CHIMACUM — A planned upgrade to HJ Carroll park will add a playground that everyone will be able to enjoy, even wheelchair users, organizers said.
The Jefferson Universal Movement Playground (JUMP) organizers are conducting a community forum from noon to 2 p.m. Saturday at Finnriver Cidery at 124 Center Road in Chimacum.
Attendees will be able to view the design for the playground— which will accessible for disabled people — and ask questions. A community photo is planned at 1 p.m.
Having a large turnout at the event is important for the organizers, as they are applying for a $500,000 Recreation Conservation Office (RCO) grant, and community involvement is an important factor in the decision process, said Sarah Grossman, JUMP president.
“The more people we can have there, the better,” Grossman said. “It is a requirement of this state grant.
“We want to have a really strong showing to show the state that yes indeed the community does support this and it is really needed. There’s nothing like it in within an hour drive.”
Grossman saw the need for an accessible playground while she was working with young students as a physical therapist in the Chimacum School District. She had three students in 2016 in pre-school who couldn’t walk who used walkers or a wheelchair, and they couldn’t play at the school playground.
She initially considered ways to upgrade the Chimacum School District playground, but that proved to be financially unfeasible, so she decided to look into creating a community playground.
The JUMP organization resulted from that.
“The school district recommended I look at grants for the playground and I thought ‘well if I’m going to go to all that work, why not make a playground that serves everyone for the whole community,’” Grossman said. “So that was the genesis of it.”
JUMP is a group of occupational and physical therapists, parents of children with special needs and other community members, Grossman said.
They recently received the updated design plans for the playground, which includes a wheel-chair accessible merry-go-round, a rope structure, slides and other accessible structures.
The park’s ground surfaces will be a combination of recycled rubber tile and artificial playground grass and will have concrete sidewalks.

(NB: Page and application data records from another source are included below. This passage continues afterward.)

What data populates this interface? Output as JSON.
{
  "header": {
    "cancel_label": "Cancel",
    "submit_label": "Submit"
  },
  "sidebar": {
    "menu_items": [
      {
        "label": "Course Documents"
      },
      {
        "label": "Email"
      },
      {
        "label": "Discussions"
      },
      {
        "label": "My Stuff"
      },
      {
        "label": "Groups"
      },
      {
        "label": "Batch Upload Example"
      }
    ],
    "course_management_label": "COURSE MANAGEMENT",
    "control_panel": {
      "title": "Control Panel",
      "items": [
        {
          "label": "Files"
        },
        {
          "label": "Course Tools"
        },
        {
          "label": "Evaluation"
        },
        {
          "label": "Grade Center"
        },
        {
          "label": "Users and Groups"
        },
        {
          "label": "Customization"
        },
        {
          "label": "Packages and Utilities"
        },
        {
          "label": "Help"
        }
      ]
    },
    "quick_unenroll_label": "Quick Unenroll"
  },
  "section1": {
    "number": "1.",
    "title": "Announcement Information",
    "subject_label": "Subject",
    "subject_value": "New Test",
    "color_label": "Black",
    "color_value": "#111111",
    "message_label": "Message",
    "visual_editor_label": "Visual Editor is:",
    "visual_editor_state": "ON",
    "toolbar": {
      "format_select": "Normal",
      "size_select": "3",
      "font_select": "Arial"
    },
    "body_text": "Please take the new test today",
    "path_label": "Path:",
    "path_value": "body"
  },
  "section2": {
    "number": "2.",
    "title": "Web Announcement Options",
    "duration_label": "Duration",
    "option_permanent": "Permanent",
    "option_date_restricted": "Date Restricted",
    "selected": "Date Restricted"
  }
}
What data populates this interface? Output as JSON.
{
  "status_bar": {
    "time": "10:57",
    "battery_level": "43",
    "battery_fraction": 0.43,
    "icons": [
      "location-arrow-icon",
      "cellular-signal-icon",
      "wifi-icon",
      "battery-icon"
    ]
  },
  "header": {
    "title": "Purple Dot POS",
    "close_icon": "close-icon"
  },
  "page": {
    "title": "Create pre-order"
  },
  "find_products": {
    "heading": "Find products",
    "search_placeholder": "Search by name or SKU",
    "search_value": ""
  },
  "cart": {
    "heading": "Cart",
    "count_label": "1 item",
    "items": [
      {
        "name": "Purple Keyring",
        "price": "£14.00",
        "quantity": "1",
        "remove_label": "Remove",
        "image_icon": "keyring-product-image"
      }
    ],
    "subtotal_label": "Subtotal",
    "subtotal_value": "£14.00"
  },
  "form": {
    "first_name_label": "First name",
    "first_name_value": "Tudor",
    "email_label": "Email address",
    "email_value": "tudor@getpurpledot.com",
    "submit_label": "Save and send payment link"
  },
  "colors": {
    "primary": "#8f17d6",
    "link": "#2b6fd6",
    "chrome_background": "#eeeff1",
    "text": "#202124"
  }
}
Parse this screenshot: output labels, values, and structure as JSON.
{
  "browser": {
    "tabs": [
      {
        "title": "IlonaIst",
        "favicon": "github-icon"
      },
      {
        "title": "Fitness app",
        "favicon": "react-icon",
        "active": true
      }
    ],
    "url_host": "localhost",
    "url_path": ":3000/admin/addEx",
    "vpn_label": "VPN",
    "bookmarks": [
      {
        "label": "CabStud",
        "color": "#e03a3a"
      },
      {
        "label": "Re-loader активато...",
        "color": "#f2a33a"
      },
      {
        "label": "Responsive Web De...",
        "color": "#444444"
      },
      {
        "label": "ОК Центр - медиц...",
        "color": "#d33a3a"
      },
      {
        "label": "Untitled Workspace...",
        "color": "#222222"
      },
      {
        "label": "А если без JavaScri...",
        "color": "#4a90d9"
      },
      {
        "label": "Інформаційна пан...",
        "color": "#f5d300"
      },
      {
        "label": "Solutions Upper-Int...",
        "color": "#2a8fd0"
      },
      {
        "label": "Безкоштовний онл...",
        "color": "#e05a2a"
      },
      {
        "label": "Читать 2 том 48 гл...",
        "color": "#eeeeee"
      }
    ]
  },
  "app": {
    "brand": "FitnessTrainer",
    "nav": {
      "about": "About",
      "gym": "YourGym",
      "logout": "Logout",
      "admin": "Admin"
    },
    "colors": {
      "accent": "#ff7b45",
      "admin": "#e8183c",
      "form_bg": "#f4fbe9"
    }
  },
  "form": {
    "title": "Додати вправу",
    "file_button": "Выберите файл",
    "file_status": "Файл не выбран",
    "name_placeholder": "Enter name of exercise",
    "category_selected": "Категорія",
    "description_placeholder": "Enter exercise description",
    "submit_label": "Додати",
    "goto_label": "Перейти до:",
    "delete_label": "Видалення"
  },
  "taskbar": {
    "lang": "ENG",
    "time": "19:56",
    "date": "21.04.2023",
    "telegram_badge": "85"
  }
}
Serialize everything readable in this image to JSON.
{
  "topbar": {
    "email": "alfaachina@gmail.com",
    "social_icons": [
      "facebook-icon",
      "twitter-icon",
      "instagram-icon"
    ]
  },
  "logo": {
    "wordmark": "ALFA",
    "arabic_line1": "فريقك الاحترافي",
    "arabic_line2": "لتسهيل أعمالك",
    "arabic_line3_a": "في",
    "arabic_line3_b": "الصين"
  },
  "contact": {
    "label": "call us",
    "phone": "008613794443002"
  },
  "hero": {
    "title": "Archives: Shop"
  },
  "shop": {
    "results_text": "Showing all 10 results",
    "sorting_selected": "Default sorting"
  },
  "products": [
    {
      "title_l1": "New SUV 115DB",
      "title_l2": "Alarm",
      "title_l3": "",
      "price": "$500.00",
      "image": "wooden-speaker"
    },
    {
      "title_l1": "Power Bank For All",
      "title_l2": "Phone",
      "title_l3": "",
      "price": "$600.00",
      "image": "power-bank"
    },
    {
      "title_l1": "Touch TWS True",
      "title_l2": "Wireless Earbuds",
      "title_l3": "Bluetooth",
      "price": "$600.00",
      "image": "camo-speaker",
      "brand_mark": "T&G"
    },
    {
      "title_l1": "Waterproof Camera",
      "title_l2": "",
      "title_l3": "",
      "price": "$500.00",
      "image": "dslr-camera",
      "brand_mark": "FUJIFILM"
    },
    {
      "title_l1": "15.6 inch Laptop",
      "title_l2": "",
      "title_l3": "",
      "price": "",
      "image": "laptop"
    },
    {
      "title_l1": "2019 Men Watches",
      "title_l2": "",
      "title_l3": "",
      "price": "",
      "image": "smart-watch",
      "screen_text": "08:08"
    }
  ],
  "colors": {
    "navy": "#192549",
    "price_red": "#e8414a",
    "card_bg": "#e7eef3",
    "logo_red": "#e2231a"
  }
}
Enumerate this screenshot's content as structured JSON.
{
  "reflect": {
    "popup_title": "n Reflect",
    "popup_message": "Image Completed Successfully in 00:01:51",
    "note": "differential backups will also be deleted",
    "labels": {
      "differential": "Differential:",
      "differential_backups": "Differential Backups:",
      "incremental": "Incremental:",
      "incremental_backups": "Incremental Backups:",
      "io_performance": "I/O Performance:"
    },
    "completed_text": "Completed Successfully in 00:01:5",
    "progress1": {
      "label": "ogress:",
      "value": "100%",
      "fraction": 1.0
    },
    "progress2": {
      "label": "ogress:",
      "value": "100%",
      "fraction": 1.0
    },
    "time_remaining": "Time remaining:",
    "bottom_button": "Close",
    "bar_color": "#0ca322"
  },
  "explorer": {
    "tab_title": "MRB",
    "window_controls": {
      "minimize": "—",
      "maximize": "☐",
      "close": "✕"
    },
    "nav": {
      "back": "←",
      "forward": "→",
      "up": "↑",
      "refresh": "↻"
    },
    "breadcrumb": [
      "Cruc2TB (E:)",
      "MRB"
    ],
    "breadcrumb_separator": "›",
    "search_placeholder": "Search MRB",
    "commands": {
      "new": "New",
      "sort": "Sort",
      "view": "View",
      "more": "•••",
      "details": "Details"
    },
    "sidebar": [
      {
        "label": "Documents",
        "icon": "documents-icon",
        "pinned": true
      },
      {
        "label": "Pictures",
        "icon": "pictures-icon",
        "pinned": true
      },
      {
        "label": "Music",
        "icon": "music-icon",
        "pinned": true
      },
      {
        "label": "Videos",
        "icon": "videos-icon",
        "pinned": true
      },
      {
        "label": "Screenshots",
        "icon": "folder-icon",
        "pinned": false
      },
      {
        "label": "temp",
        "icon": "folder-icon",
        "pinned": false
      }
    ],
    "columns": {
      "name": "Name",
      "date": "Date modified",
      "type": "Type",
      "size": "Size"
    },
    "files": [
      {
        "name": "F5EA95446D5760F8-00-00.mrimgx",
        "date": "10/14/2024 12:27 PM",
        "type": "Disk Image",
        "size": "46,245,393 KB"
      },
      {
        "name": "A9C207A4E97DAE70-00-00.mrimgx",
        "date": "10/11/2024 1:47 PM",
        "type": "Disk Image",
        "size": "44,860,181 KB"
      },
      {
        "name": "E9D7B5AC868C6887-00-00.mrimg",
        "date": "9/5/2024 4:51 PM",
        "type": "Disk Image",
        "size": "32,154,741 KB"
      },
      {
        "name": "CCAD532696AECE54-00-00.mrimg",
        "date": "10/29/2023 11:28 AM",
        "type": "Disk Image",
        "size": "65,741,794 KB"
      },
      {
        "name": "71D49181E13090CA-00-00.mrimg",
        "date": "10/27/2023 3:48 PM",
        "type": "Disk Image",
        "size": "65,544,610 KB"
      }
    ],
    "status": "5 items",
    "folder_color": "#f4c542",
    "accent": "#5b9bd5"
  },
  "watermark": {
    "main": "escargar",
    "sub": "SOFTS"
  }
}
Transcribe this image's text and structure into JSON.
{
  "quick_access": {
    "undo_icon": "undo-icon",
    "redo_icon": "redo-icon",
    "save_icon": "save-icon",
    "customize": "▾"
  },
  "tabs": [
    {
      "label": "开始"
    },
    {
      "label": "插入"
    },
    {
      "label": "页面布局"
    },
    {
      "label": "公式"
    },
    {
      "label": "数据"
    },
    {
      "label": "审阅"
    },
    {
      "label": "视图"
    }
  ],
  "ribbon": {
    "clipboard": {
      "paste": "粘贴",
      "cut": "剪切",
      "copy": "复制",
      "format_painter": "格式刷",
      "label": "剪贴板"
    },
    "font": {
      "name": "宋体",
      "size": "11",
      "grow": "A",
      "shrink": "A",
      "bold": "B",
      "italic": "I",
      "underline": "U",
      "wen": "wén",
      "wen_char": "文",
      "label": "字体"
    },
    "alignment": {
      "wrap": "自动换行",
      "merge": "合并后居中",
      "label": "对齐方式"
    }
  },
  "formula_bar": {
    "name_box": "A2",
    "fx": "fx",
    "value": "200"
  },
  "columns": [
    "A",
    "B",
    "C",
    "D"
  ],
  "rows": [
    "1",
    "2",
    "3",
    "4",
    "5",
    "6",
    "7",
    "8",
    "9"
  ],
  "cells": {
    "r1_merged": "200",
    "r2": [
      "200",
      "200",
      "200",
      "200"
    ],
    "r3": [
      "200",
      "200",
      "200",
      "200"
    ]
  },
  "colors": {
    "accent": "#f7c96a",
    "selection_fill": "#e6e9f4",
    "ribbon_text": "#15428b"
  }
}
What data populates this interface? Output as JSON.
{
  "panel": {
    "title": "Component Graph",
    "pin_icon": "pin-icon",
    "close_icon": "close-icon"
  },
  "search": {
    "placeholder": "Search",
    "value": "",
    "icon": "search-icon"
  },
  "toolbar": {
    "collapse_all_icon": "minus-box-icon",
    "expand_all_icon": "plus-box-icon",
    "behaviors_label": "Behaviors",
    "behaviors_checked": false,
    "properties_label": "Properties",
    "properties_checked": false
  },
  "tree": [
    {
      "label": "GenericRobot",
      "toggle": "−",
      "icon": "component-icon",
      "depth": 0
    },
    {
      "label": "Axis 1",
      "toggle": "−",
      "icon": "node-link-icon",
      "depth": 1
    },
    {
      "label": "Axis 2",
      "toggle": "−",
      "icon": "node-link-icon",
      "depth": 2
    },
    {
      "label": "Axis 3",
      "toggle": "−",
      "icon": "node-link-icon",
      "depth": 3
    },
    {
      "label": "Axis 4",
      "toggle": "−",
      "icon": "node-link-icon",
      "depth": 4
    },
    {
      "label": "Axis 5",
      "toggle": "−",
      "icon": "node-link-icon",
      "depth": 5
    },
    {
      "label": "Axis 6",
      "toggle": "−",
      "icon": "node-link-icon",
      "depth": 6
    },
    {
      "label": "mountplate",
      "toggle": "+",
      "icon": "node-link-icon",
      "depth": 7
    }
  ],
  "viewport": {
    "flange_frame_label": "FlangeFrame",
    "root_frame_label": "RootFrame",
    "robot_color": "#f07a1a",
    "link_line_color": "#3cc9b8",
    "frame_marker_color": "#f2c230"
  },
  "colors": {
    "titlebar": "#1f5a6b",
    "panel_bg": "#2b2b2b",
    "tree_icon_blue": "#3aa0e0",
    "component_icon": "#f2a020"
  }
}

Every surface will be easily navigated by those using wheelchairs and walkers instead of the wood-chip and pea-gravel fill that most playgrounds use, Grossman said.
“It’s good for kids with all kinds of impairments and typically developing kids,” Grossman said.
In 2017, the group partnered with the Mike Beery Memorial Children’s Fund as its fiscal sponsor to accept tax-deductible donations, and the two groups are now helping each other to enhance HJ Carroll park.
The JUMP park will be right next to a climbing wall that the memorial fund is working to build. Both pieces will be next to the basketball courts and the parking lot there will have additional handicap spots added with a paved trail to the play area, Grossman said.
“It’s really going to be a nice, seamless area for play, exploration and challenge,” Grossman said. “We wouldn’t be here without them taking us on.”
So far the organization has raised about $129,600 through fundraisers, grants, individual and business donations. It is $170,400 shy of its $300,000 fundraising goal, Grossman said.
Between fundraising and the possible RCO grant, the group hopes to be able to build the park in one shot, verses stages, but if it doesn’t receive the grant, members are prepared to build it in stages, Grossman said.
“We are hoping to do it all in one fell swoop,” Grossman said, “but it’s something to keep in mind.”
More information about the park can be found at www.jumpplayground.org.
Jefferson County reporter Zach Jablonski can be reached at 360-385-2335, ext. 5, or at [email protected].